▸ TASK OBJECTIVE:
Among the entries below, tally each line in which the word "value" is found, then state the tally alone.

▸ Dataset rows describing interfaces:
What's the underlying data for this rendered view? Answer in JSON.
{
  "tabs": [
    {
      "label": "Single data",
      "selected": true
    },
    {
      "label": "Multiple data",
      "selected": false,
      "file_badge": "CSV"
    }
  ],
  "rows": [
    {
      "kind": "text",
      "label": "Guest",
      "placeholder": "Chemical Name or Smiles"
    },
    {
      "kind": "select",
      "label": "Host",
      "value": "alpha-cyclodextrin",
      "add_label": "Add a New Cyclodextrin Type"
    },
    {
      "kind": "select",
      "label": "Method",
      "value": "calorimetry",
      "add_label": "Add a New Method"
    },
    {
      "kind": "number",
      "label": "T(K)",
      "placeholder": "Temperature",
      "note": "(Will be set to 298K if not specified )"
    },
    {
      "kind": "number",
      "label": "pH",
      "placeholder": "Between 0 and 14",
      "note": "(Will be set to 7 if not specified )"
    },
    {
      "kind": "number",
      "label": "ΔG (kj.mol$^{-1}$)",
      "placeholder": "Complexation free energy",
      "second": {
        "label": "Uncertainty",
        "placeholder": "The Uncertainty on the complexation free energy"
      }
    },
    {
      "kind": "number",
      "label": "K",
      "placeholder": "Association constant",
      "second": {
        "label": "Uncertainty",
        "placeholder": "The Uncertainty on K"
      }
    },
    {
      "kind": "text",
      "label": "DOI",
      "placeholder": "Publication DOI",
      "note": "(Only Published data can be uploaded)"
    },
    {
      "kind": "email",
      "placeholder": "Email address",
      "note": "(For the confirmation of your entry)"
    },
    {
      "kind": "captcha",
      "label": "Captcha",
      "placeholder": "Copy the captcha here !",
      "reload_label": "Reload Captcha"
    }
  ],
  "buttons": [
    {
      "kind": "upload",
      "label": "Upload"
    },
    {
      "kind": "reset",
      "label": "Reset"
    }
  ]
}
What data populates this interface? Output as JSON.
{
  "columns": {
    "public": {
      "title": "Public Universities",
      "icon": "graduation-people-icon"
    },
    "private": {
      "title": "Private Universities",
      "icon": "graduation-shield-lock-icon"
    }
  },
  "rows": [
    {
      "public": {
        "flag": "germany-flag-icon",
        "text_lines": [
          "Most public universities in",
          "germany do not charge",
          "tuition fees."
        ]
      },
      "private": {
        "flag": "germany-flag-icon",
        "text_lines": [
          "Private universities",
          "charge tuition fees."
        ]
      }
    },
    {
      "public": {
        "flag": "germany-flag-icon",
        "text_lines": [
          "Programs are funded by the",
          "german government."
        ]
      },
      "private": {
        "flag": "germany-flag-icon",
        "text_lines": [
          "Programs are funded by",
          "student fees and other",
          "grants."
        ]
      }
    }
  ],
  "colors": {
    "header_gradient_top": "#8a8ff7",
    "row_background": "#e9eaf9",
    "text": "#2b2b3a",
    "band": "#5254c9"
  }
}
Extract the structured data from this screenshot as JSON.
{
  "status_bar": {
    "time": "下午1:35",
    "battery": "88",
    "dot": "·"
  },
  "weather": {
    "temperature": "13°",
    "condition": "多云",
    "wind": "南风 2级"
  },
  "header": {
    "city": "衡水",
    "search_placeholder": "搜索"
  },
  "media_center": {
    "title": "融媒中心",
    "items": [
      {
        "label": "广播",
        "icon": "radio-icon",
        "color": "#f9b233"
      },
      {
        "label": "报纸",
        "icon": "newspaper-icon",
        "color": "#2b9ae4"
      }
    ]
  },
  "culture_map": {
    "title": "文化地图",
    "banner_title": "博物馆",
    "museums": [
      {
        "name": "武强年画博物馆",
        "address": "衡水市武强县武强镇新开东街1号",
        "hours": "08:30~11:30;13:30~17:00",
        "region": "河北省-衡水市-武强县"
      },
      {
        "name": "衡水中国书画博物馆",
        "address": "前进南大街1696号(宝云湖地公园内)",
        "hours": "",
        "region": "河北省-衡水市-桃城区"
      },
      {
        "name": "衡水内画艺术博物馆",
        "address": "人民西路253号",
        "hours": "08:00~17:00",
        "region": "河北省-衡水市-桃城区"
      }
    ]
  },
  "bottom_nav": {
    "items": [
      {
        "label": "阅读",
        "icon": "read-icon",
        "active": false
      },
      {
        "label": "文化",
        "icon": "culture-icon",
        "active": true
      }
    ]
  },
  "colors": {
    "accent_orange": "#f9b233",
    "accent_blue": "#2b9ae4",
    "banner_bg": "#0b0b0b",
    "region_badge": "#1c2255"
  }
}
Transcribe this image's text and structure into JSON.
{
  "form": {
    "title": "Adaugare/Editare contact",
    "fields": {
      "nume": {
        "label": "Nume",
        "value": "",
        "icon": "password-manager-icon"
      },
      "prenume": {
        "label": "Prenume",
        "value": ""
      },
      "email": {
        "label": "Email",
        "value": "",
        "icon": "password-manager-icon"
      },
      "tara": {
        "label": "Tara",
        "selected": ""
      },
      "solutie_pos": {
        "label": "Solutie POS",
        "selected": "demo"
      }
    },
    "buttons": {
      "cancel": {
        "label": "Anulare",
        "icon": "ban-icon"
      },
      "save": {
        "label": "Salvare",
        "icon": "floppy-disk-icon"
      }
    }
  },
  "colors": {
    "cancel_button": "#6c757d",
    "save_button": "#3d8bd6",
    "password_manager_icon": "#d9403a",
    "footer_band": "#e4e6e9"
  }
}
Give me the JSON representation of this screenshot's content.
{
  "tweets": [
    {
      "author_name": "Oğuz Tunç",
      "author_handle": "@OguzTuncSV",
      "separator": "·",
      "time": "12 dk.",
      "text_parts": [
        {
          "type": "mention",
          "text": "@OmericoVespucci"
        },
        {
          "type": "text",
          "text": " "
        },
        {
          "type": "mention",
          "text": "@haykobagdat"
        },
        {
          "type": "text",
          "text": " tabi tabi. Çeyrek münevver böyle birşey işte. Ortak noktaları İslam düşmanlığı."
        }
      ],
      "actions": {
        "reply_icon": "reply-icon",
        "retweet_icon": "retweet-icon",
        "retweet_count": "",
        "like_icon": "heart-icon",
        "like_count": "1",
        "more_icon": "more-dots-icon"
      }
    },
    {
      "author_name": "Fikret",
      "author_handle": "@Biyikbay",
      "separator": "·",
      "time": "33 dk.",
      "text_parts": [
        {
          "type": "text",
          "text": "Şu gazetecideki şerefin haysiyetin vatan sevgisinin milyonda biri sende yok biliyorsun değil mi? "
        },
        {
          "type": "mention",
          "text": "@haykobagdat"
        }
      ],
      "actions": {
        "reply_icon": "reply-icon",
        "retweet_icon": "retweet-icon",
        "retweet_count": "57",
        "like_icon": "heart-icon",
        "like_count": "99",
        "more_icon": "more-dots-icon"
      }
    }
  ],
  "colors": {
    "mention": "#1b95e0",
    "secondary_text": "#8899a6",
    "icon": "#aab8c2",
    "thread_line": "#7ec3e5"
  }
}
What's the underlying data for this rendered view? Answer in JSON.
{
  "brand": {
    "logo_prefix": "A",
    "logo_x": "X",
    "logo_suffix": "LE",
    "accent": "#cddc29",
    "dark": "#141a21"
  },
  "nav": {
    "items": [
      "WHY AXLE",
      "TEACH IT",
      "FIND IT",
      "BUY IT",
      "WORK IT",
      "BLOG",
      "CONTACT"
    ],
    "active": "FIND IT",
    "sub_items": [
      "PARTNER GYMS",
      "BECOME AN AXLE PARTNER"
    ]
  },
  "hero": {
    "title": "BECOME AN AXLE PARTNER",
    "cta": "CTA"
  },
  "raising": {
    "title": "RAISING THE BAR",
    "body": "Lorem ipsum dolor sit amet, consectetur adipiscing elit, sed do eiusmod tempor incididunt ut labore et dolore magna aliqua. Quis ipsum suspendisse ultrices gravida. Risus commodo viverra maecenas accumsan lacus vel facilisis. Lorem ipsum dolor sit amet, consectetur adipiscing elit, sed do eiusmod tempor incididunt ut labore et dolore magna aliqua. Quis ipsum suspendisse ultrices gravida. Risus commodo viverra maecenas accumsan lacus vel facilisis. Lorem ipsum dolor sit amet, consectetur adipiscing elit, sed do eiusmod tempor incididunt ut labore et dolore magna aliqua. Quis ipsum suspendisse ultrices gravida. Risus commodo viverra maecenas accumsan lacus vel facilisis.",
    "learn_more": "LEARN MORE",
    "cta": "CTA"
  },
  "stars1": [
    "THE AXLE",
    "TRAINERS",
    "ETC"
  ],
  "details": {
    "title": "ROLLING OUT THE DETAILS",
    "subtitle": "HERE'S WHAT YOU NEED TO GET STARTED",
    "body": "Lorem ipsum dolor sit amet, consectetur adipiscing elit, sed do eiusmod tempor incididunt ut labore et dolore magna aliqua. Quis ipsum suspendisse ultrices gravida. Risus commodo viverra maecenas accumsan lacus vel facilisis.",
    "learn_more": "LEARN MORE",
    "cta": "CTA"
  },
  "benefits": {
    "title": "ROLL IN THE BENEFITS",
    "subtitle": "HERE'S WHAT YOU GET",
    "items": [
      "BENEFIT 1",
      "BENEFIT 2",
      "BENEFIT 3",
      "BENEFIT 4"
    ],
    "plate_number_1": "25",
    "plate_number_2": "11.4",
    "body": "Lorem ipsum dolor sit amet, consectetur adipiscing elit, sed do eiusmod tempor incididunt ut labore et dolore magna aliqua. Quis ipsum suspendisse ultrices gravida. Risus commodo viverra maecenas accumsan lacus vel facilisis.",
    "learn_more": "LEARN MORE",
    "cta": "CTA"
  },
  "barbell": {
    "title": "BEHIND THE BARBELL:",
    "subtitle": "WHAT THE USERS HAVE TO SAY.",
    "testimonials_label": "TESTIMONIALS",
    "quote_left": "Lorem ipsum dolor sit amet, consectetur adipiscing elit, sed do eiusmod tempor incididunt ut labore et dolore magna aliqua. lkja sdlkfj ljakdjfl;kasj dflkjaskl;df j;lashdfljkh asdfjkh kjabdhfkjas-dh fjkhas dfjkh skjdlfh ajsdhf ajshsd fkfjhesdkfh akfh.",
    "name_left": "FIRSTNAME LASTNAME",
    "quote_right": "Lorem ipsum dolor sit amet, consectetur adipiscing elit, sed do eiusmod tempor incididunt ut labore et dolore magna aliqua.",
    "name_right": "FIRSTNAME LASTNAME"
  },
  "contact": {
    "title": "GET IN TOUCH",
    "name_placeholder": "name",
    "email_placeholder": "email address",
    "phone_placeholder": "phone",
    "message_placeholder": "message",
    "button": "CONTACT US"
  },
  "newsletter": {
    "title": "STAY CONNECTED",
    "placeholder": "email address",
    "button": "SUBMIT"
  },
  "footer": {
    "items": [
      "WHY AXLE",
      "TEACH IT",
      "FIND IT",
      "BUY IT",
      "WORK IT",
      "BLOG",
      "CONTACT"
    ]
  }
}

▸ YOUR RESPONSE:
5